FIG. 18B is a screen that records the action a real estate agent has taken with respect to a buyer. When a real estate agent or broker accesses the screen, he can select the status 360 of a buyer, such as whether the buyer is active, inactive, or pending. The real estate agent or broker can also select other actions, such as whether information was sent, the buyer was contacted, no action was taken yet, or any other activities listed on-screen 362. The real estate agent may add a free form note to record the status of the buyer or other details 364.
FIG. 19 illustrates a search screen with filtered results from the broker administration tool. This viewing screen allows a broker or an administrator from the collective listing organization to view the contacts made by property ID 370, the date the real estate listing was added 372, the Multiple Listing Service number 374, or the listing real estate agent 376. This window specifically allows a listing real estate broker or database administrator to manage the real estate entries that have been included in the database. Each row may also be clicked on for further information about that property such as a photograph, property information, structure information, etc.
 Now more than ever, an important part of a real estate broker's marketing mix must be up-to-date electronic and Internet marketing. Brokers who belong to an association of referring brokers can promote their expanded local and national capabilities and enhance the power of their electronic listings and web sites to both buyers and sellers.
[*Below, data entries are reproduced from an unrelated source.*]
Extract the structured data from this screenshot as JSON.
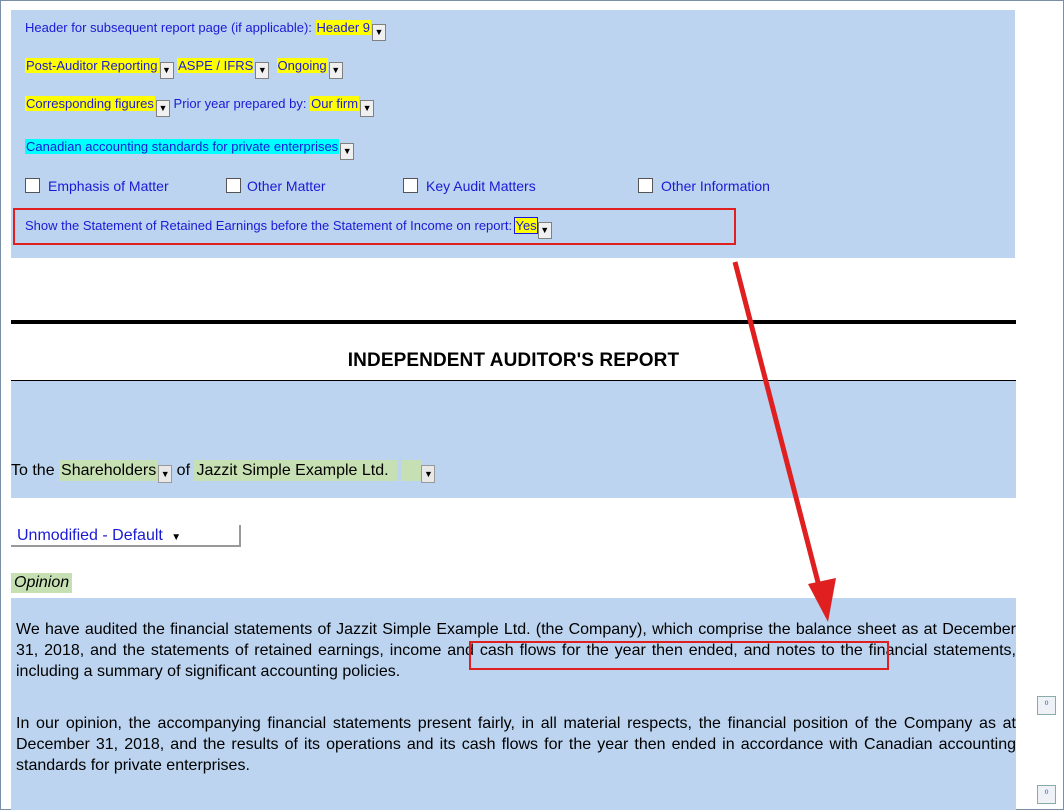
{
  "form": {
    "header_label": "Header for subsequent report page (if applicable):",
    "header_value": "Header 9",
    "reporting_value": "Post-Auditor Reporting",
    "standards_value": "ASPE / IFRS",
    "engagement_value": "Ongoing",
    "figures_value": "Corresponding figures",
    "prior_year_label": "Prior year prepared by:",
    "prior_year_value": "Our firm",
    "framework_value": "Canadian accounting standards for private enterprises",
    "checkboxes": [
      {
        "label": "Emphasis of Matter",
        "checked": false
      },
      {
        "label": "Other Matter",
        "checked": false
      },
      {
        "label": "Key Audit Matters",
        "checked": false
      },
      {
        "label": "Other Information",
        "checked": false
      }
    ],
    "retained_label": "Show the Statement of Retained Earnings before the Statement of Income on report:",
    "retained_value": "Yes"
  },
  "report": {
    "title": "INDEPENDENT AUDITOR'S REPORT",
    "to_the": "To the",
    "addressee": "Shareholders",
    "of": "of",
    "company": "Jazzit Simple Example Ltd.",
    "opinion_type": "Unmodified - Default",
    "opinion_heading": "Opinion",
    "para1_pre": "We have audited the financial statements of Jazzit Simple Example Ltd. (the Company), which comprise the balance sheet as at December 31, 2018, and ",
    "para1_highlight": "the statements of retained earnings, income",
    "para1_post": " and cash flows for the year then ended, and notes to the financial statements, including a summary of significant accounting policies.",
    "para2": "In our opinion, the accompanying financial statements present fairly, in all material respects, the financial position of the Company as at December 31, 2018, and the results of its operations and its cash flows for the year then ended in accordance with Canadian accounting standards for private enterprises."
  },
  "icons": {
    "dropdown": "chevron-down-icon",
    "info": "info-icon",
    "annotation": "red-arrow"
  },
  "colors": {
    "panel": "#bcd4ef",
    "highlight_yellow": "#ffff00",
    "highlight_cyan": "#00ffff",
    "field_green": "#c6e0b4",
    "annotation_red": "#e02020",
    "link_blue": "#1a1ad6"
  }
}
In this type of arrangement, brokers' marketing of their web sites continues to substantially benefit them individually, and benefits referring brokers as a group.
 Belonging to a collective listing organization provides many benefits and services to brokerage companies. First, brokers receive an increased market reach, which would be unobtainable without prohibitive marketing costs. In addition, referring brokers or organization members can all benefit from collective advertising and marketing that directly benefits each broker. As part of the present real estate referral system, brokers can use a listing database with up-to-date listings from every brokerage that is using the system. Significant savings can also be realized from the pooled use of technology resources.
 It is to be understood that the above-described arrangements are only illustrative of the application of the principles of the present invention. Numerous modifications and alternative arrangements may be devised by those skilled in the art without departing from the spirit and scope of the present invention and the appended claims are intended to cover such modifications and arrangements. Thus, while the present invention has been shown in the drawings and fully described above with particularity and detail in connection with what is presently deemed to be the most practical and preferred embodiment(s) of the invention, it will be apparent to those of ordinary skill in the art that numerous modifications, including, but not limited to, variations in implementation, form, function and manner of operation, and use may be made, without departing from the principles and concepts of the invention as set forth in the claims.